In response to the pandemic, 62.9 percent of young adults reported peak anxiety and depression levels according to the New York Times, coinciding with 24.7 percent reporting an increase or start in coping with substances. Sex, drugs, and alcohol did not disappear with the pandemic, and neither did support from Student Health Outreach and Promotion (SHOP) at UC Santa Cruz.
SHOP assists students with a range of experiences and struggles — sexual and reproductive health, alcohol and other drug use, addiction and recovery, eating disorders, mental health, and fatigue and sleep deprivation. In winter 2021, 284 students used SHOP’s peer-to-peer virtual drop-in hours to access support on sexual health education, alcohol and other drug prevention, and recovery support. SHOP professional staff facilitated 166 virtual wellness counseling sessions.
“We’re helping students navigate some of these experiences that for a lot of people are new when they first get to college,” said health educator at SHOP Amber Parker. “[They] can be fun and exciting and we want them to remain that way and not to stem to something that feels overwhelming, like an unplanned pregnancy or a DUI. We’re here to educate and help students to make things as safe as possible and also just be their authentic self.”
When the pandemic started last spring, SHOP director Meg Kobe and the other three staffers adjusted their services to be fully online. In doing so, they developed a new wellness model that uses virtual drop-in hours throughout the week with various daily topics such as general wellness, birth control information, and drug and alcohol use.
When UCSC opened up COVID testing on campus in August 2020, the SHOP professional staff were redeployed to assist in running the testing kiosks and training students. The new responsibility came with UCSC’s Employee Redeployment program which reassigned the staff members whose work had decreased due to COVID restrictions.

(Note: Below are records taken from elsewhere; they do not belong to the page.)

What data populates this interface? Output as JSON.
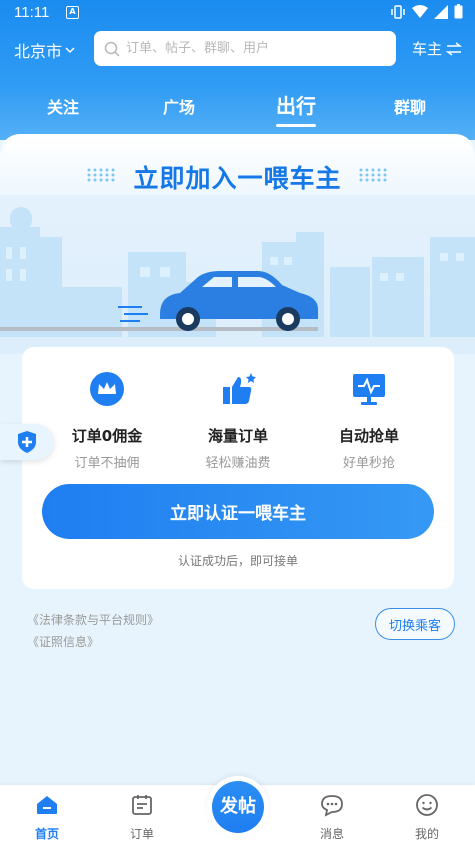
{
  "status_bar": {
    "time": "11:11",
    "notification_badge": "A"
  },
  "header": {
    "city": "北京市",
    "search_placeholder": "订单、帖子、群聊、用户",
    "role_switch_label": "车主",
    "tabs": [
      {
        "label": "关注",
        "active": false
      },
      {
        "label": "广场",
        "active": false
      },
      {
        "label": "出行",
        "active": true
      },
      {
        "label": "群聊",
        "active": false
      }
    ]
  },
  "banner": {
    "title": "立即加入一喂车主"
  },
  "features": [
    {
      "icon": "crown-icon",
      "title": "订单0佣金",
      "subtitle": "订单不抽佣"
    },
    {
      "icon": "thumbs-up-icon",
      "title": "海量订单",
      "subtitle": "轻松赚油费"
    },
    {
      "icon": "monitor-icon",
      "title": "自动抢单",
      "subtitle": "好单秒抢"
    }
  ],
  "cta": {
    "label": "立即认证一喂车主",
    "note": "认证成功后，即可接单"
  },
  "links": {
    "legal": "《法律条款与平台规则》",
    "license": "《证照信息》"
  },
  "switch_passenger_label": "切换乘客",
  "bottom_nav": {
    "items": [
      {
        "label": "首页",
        "icon": "home-icon",
        "active": true
      },
      {
        "label": "订单",
        "icon": "calendar-icon",
        "active": false
      },
      {
        "label": "消息",
        "icon": "chat-icon",
        "active": false
      },
      {
        "label": "我的",
        "icon": "smile-icon",
        "active": false
      }
    ],
    "post_label": "发帖"
  },
  "colors": {
    "primary": "#1f7ef1",
    "header_top": "#1a8cf0",
    "background": "#e8f4fd"
  }
}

“It’s been really rewarding and very interesting to take some of the health education skills, some of the public health skills that we bring to SHOP and use it in a different way to support students around COVID prevention,” Parker said. “There’s a lot of similarities between talking about COVID and talking about sex and setting boundaries and STI prevention.”
Alongside its professional staff, SHOP runs with the help of student volunteers, interns, and employees. In a normal year, SHOP has 40 to 60 students working with them. This year, they only have five due to the pandemic. The student employees help with outreach, answering questions during drop-in hours, and hosting workshops.
UCSC second-year, Max Silverstein, began volunteering with SHOP during their freshman year and now works as the SHOP education outreach coordinator. Alongside hosting weekly drop-in hours, Silverstein runs the Slug Love campaign at SHOP, which hosts workshops on sexual health.
“Especially during the pandemic, the way that we think about sexual health, the way that we think about being sexually active has changed a lot,” Silverstein said. “There’s a lot more things that you have to consider when you’re on Tinder or something like that. It’s so important to give people the information and the resources to do that in a way that will reduce harm.”
Silverstein also works behind the scenes to create more transgender health resources while making sure the virtual work that SHOP does can still be accessible and transferable once the program can function in person again.
As Santa Cruz COVID restrictions loosen, SHOP has begun tabling in-person on campus in front of the Merrill testing center on Mondays from 2 to 4 p.m. and every Wednesday from 11 a.m. to1 p.m. in front of the College 9/10 dining hall. Tabling is the only in-person outreach for SHOP this quarter and aims to connect students with SHOP and other campus resources like the pharmacy.
Director Kobe has been working at SHOP for 18 years and expressed that while in-person connections are vital, some aspects of communications via Zoom and phone calls work better for many students because they can hide their identity, or feel less exposed than they would if entering an office in-person. She said that whether it be in person or virtual, it can be embarrassing to ask about topics like sex or alcohol.
“Reaching out for support is a sign of strength,” Kobe said. “If you or any of your friends are struggling through this and need someone to talk to, we’re a great first place to land. […] we’re really connected on campus so we can help students get to the most appropriate resource.”
More information about SHOP’s hours, resources, and events can be found here.